I read the BBC News to keep myself informed, and the BBC News app on my iPhone is one of the most used of all my apps.
It's always good to be skeptical, and critical, of all news sources - not just the ones we love to hate (I'm looking at you, Fox News), but also the news sources we trust for our information. These trusted news sources have a hand to play in shaping how we view the world.
I've always liked seeing transparency in news articles. When an article makes clear any edits it makes, including edits to correct mistakes, it makes me feel more confident in that source. Sometimes there's also accidental transparency, such as when the URL for an online news article retains an older article title. Of course, you have to be wary of this - some news sources have a URL (e.g. http://www.stuff.co.nz/technology/2465985/The-good-and-bad-of-teeny-URLs) that consists of both a unique identifier for the article (e.g. 2465985) and a human readable, URL friendly title (e.g. The-good-and-bad-of-teeny-URLs) - and making changes to the human readable portion of the URL will still take you to the page in question. Using the above URL as an example, we could edit the URL and still be taken to the same article:

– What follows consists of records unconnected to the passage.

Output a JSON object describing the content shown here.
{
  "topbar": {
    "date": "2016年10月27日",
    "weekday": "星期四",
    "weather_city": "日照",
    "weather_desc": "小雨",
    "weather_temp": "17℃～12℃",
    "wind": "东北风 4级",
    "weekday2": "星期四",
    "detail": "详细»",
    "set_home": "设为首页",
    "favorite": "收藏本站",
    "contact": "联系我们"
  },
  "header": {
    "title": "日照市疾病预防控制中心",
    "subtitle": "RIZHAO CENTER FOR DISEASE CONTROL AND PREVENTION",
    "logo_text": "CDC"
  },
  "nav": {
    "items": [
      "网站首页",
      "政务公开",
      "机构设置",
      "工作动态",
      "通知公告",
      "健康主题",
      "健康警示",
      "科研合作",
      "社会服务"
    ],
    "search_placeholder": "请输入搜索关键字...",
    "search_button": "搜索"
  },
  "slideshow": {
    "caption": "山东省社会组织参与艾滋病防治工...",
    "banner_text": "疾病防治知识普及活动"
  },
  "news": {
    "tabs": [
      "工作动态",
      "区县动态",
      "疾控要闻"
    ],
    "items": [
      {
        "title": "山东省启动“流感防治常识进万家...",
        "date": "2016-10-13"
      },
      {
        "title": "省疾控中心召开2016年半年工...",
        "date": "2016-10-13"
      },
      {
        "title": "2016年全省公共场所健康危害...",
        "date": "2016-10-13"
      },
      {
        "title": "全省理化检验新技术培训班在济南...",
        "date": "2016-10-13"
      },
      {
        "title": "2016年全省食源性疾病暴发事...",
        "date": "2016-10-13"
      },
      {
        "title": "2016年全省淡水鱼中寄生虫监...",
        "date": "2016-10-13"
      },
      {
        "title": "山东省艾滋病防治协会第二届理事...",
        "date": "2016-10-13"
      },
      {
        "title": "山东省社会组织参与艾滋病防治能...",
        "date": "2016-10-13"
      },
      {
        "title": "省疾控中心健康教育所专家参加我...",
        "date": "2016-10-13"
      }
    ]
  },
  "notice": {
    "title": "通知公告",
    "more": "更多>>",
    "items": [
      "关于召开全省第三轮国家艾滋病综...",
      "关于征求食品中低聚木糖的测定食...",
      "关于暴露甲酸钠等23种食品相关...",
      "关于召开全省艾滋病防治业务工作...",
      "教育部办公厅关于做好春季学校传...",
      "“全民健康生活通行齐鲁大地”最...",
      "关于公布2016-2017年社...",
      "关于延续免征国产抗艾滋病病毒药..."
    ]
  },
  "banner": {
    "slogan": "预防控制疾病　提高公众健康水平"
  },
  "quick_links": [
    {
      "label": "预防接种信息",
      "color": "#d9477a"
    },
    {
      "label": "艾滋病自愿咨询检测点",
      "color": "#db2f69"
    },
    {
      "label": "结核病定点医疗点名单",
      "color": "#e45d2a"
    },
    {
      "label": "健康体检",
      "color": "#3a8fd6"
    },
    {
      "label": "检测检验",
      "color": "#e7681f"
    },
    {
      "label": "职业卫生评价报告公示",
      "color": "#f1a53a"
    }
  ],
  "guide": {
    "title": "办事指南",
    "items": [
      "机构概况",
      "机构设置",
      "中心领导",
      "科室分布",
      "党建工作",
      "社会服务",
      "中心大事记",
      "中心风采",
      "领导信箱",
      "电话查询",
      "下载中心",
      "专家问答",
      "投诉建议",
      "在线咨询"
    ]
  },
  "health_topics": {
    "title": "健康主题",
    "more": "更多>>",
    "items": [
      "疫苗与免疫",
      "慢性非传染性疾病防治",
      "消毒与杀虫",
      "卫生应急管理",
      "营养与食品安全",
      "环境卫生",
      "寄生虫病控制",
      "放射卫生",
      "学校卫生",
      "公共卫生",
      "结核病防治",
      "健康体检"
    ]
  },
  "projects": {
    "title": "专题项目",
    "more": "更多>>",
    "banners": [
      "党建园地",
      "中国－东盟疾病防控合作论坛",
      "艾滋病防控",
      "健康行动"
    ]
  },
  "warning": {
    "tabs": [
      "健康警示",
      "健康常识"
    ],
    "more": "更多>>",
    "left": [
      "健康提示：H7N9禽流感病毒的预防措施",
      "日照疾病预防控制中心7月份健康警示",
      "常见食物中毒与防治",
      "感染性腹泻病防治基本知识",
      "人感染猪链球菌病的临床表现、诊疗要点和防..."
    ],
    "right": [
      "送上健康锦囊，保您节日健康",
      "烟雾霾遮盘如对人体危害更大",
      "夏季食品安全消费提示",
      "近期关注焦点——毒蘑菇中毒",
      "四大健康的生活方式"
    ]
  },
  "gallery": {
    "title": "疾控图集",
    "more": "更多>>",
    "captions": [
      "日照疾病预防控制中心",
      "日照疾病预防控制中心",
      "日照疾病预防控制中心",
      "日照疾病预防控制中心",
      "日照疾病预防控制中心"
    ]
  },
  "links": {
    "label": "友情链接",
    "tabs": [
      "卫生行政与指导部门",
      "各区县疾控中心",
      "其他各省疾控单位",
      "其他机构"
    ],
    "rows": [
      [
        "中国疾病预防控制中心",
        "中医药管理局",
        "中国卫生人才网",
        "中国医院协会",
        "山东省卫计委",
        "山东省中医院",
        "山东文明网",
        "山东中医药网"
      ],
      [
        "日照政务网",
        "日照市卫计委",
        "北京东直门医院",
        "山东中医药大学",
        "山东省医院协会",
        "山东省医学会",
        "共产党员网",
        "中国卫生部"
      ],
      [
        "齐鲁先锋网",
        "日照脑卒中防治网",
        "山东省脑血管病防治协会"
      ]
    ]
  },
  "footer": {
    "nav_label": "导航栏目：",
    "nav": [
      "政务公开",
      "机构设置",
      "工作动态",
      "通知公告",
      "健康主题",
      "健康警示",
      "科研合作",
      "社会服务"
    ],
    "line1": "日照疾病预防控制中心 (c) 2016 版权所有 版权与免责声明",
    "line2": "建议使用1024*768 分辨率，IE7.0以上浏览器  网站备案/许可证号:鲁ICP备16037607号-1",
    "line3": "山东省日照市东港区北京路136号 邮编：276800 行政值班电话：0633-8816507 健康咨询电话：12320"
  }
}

All of this brings me back to the BBC app. Today I read an article about how Russia is potentially planning to run a nationwide test where the country disconnects from the wider internet. Russia's aim is to ensure they are self-sufficient, and that they have the necessary services (DNS, etc) to still have an operational national network if they even lose network connectivity to the wider world.
A couple of hours later, when I returned to the BBC News app to check the news again, I noticed that the headline of the article was quite alarmist - and misleading:
I was convinced that, when I read the article, the headline was better - much more descriptive, and less misleading. The new title makes it sound like Russia is considering a permanent disconnection from the internet, not a temporary test. However, there was nothing in the article - either in my mobile app or on the BBC website - that mentioned an older headline.
I figured that there must be somewhere online that is tracking changes to article titles like this one. Hopefully I could find out if I was mistaken, or if the BBC had actually changed the title of the article.
It didn't take long to find News Sniffer. The News Sniffer website tracks all changes to articles on a variety of news websites such as BBC News, The Guardian, The New York Times and The Washington Post. The site has a simple interface, where you can search by article title to find the article you're interested in. In this case, a search brings up this page:
Although the default link takes you a page that that shows latest two versions of the article, there are navigation arrows that let you move back and forth between pairs of revisions - there's a gotcha here that the earliest version for each article is 0, not 1 (in programming, arrays are 0 indexed, meaning that the first item in a list is numbered 0). There's also an undocumented page if you remove the diff part of the URL, which will give you an overview of all article revisions:
# Russia considers 'unplugging' from internet
This article is from the source 'bbc' and was first published or seen on February 11, 2019 12:48 (UTC). The next check for changes will be February 12, 2019 06:25
You can find the current article at its original source at https://www.bbc.co.uk/news/technology-47198426
The article has changed 3 times. There is an RSS feed of changes available.
Version Created at Period Title 0 February 11, 2019 12:50 Russia to test cyber-war defences 1 February 11, 2019 14:05 about 1 hour later Russia plans to 'unplug' from internet 2 February 11, 2019 17:00 about 3 hours later Russia considers 'unplugging' from internet
Haha! Now we can see that the original, less misleading, title of the article was:
I don't know why the BBC decided to edit that headline, but I really hope that it wasn't an effort to turn the article in to clickbait. It's not going to be good if my preferred news source starts writing misleading article titles in an effort to increase readership.